ACTIVITY ::
Copy out every line of the records in which "ONLYOFFICE" can be found.
#### EXERCISE INPUTS ####
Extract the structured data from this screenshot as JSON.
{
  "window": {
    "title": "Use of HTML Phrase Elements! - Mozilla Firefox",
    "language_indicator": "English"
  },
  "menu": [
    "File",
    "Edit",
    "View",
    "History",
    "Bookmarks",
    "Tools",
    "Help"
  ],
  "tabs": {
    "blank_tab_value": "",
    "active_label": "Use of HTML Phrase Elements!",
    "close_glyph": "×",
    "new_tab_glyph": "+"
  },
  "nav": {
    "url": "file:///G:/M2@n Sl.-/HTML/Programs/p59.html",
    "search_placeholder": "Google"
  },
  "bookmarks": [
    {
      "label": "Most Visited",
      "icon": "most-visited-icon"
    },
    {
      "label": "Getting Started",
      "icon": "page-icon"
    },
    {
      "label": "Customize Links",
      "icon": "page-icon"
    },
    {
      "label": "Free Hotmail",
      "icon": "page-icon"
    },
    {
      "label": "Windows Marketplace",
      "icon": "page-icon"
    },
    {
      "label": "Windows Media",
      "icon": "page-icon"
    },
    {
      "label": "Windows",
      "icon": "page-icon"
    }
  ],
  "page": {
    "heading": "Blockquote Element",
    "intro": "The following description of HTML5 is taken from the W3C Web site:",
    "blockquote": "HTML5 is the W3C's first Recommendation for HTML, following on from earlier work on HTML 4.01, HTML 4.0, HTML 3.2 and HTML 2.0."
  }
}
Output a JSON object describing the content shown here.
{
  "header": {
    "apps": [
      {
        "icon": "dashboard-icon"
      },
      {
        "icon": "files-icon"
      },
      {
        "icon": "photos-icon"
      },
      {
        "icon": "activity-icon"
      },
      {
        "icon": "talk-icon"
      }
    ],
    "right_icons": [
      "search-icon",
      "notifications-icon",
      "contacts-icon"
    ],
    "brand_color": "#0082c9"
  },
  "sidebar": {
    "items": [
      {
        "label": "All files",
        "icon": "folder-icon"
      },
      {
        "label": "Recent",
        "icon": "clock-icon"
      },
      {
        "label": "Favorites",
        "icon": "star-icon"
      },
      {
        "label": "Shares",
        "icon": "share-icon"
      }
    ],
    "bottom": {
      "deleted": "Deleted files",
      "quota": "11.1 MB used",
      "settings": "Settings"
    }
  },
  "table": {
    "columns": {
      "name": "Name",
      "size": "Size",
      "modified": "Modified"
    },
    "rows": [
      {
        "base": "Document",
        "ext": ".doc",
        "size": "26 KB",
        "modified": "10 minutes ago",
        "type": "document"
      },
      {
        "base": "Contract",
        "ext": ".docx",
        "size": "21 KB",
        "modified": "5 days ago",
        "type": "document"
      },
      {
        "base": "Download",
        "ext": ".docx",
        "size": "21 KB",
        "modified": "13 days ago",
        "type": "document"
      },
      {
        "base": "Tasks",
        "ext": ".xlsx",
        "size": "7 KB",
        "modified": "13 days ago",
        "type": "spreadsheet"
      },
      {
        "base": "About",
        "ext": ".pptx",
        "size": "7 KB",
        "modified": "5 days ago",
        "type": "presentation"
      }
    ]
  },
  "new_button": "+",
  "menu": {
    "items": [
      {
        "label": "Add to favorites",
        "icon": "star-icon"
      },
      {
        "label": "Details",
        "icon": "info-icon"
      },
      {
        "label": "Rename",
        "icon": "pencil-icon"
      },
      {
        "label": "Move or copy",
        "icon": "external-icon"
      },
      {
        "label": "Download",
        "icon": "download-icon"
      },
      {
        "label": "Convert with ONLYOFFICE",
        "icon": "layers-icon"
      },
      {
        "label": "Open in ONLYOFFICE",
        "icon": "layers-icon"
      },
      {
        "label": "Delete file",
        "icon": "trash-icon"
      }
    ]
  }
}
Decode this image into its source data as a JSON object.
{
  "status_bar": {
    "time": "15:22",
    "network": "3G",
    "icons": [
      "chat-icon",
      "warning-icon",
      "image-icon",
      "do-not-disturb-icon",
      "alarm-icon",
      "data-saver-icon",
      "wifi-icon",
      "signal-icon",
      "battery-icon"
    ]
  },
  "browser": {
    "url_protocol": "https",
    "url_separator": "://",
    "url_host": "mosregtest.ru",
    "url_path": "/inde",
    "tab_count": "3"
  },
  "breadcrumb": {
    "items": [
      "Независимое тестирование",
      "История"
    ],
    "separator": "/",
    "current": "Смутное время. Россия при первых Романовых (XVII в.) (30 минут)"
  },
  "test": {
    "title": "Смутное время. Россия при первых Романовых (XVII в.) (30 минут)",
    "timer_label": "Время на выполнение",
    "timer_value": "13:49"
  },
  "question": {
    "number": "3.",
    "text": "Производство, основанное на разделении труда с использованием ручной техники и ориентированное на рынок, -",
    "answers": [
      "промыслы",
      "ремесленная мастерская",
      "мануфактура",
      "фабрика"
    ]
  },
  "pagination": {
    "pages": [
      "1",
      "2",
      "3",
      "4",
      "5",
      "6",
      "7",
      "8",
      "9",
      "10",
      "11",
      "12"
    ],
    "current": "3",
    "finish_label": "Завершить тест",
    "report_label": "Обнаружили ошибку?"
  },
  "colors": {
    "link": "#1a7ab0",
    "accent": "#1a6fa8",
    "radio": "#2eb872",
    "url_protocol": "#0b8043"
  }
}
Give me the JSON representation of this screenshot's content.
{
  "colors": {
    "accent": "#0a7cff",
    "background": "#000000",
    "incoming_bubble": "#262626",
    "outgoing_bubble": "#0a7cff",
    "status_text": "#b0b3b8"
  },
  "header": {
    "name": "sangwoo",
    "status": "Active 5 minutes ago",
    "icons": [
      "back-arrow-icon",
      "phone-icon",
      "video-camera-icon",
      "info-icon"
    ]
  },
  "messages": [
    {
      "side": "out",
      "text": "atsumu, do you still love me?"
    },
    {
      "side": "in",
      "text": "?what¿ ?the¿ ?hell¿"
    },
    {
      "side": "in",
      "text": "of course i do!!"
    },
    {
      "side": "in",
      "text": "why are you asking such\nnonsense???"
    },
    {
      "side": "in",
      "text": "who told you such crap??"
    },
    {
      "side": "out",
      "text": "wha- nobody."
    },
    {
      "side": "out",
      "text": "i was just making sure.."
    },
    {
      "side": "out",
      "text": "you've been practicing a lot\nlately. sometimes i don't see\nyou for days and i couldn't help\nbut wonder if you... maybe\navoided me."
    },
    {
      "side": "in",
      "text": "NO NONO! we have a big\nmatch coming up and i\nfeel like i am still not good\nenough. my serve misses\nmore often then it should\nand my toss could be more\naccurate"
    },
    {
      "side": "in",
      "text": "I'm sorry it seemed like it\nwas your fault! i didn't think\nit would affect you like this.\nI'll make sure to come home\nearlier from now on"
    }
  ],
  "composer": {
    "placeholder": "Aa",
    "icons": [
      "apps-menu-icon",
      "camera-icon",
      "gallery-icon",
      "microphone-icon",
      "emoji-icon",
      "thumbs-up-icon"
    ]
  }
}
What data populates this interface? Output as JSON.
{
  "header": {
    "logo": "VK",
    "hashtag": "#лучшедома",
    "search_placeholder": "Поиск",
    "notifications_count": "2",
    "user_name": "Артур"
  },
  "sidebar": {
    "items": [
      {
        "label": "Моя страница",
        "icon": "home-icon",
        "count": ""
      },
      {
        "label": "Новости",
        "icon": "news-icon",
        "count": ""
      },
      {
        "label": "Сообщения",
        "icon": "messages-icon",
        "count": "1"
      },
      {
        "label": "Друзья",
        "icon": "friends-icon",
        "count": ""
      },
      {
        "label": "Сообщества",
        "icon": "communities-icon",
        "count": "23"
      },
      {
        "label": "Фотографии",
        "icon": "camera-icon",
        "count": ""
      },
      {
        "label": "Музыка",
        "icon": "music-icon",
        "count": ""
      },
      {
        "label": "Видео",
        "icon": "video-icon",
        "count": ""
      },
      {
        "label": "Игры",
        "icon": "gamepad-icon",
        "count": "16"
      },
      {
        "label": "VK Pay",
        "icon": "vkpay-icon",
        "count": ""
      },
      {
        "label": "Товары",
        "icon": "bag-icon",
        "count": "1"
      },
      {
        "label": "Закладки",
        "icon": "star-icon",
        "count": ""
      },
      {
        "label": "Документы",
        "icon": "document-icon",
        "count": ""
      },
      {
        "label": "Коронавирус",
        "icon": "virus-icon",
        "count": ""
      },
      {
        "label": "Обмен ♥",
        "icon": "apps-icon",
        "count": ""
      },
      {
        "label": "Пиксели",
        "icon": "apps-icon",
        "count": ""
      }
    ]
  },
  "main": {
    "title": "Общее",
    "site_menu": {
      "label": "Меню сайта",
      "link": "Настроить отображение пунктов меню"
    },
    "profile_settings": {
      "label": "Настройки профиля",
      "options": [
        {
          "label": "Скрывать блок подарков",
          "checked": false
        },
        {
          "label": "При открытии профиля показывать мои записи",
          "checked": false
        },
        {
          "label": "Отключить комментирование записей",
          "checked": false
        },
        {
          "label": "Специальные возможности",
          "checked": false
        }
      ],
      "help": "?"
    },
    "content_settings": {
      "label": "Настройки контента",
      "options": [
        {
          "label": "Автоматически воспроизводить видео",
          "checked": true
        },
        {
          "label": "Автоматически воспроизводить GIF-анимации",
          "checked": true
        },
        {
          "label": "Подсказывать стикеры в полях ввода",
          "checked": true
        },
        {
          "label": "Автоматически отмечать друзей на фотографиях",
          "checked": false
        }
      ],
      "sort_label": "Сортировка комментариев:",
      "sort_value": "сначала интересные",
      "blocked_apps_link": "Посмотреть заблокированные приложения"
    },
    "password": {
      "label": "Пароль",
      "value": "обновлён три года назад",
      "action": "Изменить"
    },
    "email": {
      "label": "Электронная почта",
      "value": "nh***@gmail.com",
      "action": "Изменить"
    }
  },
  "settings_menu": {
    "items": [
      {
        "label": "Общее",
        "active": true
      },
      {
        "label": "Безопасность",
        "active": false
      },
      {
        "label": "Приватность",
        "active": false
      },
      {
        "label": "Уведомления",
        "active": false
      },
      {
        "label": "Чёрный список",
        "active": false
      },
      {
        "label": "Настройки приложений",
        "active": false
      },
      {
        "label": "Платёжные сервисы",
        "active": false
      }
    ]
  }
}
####
EXERCISE SOLUTION ::
        "label": "Convert with ONLYOFFICE",
        "label": "Open in ONLYOFFICE",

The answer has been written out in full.